A range of simple wooden furniture, designed to be built and used by survivors of the Japanese tsunami, is finding a wider commercial appeal. Some of the works are on display as part of London Design Festival this week
Following the tsunami that devastated the local community in the coastal area of Ishinomaki city in the Miyagi prefecture of Japan, Tokyo-based architect Keiji Ashizawa headed to the region to visit a client.
While helping to restore the restaurant they had been working on together, Ashizawa realised there was a need for a space where people could learn the skills to rebuild their homes and businesses. Soon after, he and a team of volunteers founded the Ishinomaki Laboratory.
The project quickly gained traction with support from companies such as Herman Miller. A series of workshops given to students and adults produced designs that, although borne from necessity and tragedy, started to gain a commercial appeal – largely thanks to the close collaboration with established designers.
Last year saw the founding of Ishinomaki Laboratory Inc, which manufactures and sells the designs. And this summer, furniture designer SCP is exhibiting works as part of its Simplified Beauty show during the London Design Festival.
On a visit to Japan earlier this year, SCP founder Sheridan Coakley and designer Reiko Kaneko saw Ishinomaki Workshop’s designs and realised they reflected the show’s underlying concept – the celebration of things as they should be. “We found that there was a certain creative energy,” says Kaneko.
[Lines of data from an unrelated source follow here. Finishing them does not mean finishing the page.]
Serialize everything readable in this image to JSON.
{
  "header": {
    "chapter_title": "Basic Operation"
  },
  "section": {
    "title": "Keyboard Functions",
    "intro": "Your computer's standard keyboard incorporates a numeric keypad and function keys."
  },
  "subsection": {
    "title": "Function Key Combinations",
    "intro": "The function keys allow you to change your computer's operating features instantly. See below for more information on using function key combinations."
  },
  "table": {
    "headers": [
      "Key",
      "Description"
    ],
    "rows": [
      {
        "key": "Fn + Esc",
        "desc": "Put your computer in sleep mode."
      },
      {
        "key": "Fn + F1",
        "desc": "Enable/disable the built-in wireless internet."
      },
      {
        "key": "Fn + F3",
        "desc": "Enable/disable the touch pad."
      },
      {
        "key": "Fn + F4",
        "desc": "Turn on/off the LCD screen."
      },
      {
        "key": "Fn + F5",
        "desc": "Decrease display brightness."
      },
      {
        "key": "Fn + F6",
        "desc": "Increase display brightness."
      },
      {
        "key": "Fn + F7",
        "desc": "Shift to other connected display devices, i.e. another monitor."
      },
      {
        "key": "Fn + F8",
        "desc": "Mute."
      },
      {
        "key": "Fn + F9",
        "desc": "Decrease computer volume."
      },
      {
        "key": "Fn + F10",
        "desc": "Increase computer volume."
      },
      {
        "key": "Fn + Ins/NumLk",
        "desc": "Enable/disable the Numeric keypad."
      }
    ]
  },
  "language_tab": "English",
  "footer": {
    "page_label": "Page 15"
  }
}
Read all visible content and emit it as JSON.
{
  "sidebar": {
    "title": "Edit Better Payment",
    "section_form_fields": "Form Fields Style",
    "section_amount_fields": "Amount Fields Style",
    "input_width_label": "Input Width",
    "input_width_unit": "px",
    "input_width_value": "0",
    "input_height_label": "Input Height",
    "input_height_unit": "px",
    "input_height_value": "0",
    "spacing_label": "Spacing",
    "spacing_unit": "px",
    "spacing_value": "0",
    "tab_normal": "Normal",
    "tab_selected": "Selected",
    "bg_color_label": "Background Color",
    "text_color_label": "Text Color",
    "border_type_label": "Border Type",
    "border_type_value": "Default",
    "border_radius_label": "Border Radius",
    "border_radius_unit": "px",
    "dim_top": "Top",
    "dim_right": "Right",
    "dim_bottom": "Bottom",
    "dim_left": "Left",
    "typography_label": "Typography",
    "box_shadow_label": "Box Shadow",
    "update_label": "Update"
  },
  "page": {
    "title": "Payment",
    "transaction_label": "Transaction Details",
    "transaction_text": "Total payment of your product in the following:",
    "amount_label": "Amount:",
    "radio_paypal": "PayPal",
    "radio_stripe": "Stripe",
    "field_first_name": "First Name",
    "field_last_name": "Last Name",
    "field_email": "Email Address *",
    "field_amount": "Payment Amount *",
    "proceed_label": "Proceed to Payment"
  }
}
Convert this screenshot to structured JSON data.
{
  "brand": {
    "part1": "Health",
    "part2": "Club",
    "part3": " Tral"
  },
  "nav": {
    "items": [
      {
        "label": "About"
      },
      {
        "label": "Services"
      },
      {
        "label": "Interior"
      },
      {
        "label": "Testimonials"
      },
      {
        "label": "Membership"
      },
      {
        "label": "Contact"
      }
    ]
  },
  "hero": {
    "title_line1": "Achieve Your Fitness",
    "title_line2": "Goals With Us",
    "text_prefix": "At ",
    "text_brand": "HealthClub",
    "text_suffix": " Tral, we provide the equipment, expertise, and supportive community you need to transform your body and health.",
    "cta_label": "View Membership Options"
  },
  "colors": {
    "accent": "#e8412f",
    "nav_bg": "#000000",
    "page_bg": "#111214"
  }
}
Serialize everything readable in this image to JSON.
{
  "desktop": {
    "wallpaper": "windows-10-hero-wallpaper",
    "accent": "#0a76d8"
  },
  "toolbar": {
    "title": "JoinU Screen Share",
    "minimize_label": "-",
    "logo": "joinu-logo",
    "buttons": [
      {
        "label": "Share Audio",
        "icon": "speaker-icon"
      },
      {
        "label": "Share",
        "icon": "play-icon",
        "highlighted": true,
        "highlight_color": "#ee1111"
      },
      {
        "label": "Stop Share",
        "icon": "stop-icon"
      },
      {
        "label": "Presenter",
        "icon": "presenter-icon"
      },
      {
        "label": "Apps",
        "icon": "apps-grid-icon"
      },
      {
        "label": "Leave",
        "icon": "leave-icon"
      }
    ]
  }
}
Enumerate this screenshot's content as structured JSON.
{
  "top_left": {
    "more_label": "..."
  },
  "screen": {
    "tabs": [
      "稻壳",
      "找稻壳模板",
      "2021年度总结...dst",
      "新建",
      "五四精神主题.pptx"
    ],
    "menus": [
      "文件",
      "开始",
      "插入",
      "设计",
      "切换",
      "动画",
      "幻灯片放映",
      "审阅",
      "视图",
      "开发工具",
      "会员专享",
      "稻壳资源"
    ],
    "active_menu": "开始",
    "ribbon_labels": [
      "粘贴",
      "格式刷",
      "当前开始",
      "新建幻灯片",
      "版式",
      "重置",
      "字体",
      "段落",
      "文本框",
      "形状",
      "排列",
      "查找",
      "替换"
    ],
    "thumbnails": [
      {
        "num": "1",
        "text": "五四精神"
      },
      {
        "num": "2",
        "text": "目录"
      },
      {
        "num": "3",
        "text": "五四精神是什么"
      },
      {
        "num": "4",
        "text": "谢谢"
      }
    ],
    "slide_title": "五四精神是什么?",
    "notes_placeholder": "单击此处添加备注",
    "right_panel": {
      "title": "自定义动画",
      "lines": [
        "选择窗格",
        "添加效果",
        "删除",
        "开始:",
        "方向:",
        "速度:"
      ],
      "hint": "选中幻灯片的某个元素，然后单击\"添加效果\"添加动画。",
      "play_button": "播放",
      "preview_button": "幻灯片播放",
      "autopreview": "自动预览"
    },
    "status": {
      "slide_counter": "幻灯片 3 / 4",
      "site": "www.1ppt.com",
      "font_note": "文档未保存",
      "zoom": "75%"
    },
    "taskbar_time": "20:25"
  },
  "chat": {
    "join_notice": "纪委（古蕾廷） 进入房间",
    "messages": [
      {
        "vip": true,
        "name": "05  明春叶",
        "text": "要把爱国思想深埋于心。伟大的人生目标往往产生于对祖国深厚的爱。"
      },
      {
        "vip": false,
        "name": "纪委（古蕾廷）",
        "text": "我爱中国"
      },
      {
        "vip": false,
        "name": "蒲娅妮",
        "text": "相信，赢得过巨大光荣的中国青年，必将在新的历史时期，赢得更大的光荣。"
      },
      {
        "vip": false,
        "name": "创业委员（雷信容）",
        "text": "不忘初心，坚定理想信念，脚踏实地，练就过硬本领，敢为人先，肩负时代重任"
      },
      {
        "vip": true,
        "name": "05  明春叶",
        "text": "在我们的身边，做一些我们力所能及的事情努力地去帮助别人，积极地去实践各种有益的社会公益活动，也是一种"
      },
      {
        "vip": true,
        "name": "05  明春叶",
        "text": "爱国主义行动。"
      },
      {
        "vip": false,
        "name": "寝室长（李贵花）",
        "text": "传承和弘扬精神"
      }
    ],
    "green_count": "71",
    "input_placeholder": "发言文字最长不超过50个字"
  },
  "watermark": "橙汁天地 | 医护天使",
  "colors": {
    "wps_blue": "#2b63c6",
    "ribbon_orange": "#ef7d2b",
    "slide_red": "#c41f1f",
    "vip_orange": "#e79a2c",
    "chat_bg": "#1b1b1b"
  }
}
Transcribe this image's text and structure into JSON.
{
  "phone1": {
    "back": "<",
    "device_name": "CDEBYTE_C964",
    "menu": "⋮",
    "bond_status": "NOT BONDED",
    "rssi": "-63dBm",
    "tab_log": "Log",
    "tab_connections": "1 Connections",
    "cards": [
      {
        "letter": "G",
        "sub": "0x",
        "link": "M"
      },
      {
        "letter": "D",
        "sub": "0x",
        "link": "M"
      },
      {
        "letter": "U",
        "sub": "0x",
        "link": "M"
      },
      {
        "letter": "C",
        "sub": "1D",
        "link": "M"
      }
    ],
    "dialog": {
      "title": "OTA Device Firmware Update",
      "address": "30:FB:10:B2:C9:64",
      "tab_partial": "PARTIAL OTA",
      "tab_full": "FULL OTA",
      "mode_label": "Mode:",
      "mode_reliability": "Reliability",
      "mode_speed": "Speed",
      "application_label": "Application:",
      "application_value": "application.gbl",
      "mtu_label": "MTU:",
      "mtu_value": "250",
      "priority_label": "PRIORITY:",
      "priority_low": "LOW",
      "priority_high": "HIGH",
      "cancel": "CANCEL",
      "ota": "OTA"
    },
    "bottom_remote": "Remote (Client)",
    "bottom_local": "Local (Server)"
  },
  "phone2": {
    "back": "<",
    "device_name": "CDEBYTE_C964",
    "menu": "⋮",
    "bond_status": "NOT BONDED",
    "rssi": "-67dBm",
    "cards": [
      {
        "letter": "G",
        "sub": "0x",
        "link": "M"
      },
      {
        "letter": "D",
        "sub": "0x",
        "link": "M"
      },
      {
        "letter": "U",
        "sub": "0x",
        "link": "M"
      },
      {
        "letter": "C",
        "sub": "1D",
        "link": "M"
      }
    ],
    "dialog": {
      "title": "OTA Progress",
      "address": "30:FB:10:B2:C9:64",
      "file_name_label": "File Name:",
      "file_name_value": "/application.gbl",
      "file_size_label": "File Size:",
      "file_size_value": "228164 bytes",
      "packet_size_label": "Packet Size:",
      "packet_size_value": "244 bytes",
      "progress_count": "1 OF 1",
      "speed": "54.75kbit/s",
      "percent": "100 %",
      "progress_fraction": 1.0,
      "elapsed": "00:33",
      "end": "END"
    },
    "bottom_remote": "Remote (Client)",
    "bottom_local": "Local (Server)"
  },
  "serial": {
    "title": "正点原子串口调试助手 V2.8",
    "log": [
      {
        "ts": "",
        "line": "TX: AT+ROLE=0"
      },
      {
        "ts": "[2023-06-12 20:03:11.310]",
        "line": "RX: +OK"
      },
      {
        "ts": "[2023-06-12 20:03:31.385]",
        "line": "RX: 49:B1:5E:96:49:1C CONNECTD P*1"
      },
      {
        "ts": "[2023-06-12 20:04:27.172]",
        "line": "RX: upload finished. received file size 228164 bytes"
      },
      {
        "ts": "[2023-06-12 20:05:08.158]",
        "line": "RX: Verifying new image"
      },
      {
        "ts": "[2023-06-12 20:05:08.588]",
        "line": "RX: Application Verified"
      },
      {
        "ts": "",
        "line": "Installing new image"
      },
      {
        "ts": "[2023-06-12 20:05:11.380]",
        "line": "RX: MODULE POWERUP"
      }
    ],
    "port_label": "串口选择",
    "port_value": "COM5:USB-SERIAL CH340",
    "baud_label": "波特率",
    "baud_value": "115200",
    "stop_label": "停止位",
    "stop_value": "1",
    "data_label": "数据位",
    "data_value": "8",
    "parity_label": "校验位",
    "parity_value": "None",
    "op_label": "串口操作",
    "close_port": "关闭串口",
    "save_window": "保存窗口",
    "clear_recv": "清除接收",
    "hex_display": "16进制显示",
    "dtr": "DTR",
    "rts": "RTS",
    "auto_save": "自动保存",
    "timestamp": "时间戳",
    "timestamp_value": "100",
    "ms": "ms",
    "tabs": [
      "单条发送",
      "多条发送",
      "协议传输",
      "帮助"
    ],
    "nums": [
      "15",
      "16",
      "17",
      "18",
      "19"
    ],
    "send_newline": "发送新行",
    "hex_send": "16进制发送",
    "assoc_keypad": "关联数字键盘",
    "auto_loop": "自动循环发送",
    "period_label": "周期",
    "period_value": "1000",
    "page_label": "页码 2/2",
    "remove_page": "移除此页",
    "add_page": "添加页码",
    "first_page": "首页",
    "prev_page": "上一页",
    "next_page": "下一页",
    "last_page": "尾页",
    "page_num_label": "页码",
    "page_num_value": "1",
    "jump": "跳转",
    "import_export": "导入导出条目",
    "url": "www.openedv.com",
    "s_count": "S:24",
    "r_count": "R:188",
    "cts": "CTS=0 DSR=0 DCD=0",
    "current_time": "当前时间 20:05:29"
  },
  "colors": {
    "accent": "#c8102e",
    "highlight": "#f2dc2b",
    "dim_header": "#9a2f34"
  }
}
“People in the area have found new roles in the community thanks to the laboratory. The factory manager, for example, used to be a sushi chef.” The works in the collection areby a variety of Japanese and international designers and they are all constructed in red cedar. Each incorporates standard sizes and cuts of timber, assembled in myriad ways to serve a practical purpose. As such, there is an aesthetic that unites the whole collection, be it a bench designed by Tomoko Azumi in London or a stool designed by Ashizawa in Tokyo.
Azumi is developing a prototype that will be unveiled in London this month, following the Carry stool she created in 2013. “It was a real challenge to create something joyful and robust with such limited means,” she says of the Carry stool.
“I got sent a list of the materials and the machinery, which seemed quite primitive. I wanted to create something very light and durable, but didn’t want to waste anything.” The Carry stool is a low seat with a frame which, when the stool is turned upside down, can be used as a container for transporting items. This practical thinking, reined in by the limited means the workshop has for production, is proving invaluable for the community that needs the furniture, and appealing for the consumers who desire it.
“It was like a jigsaw puzzle,” says Azumi. “In Europe we have many techniques to make sure things look the way we want. At the laboratory I had to think about fundamentals.”
Images: Ishinomaki Laboratory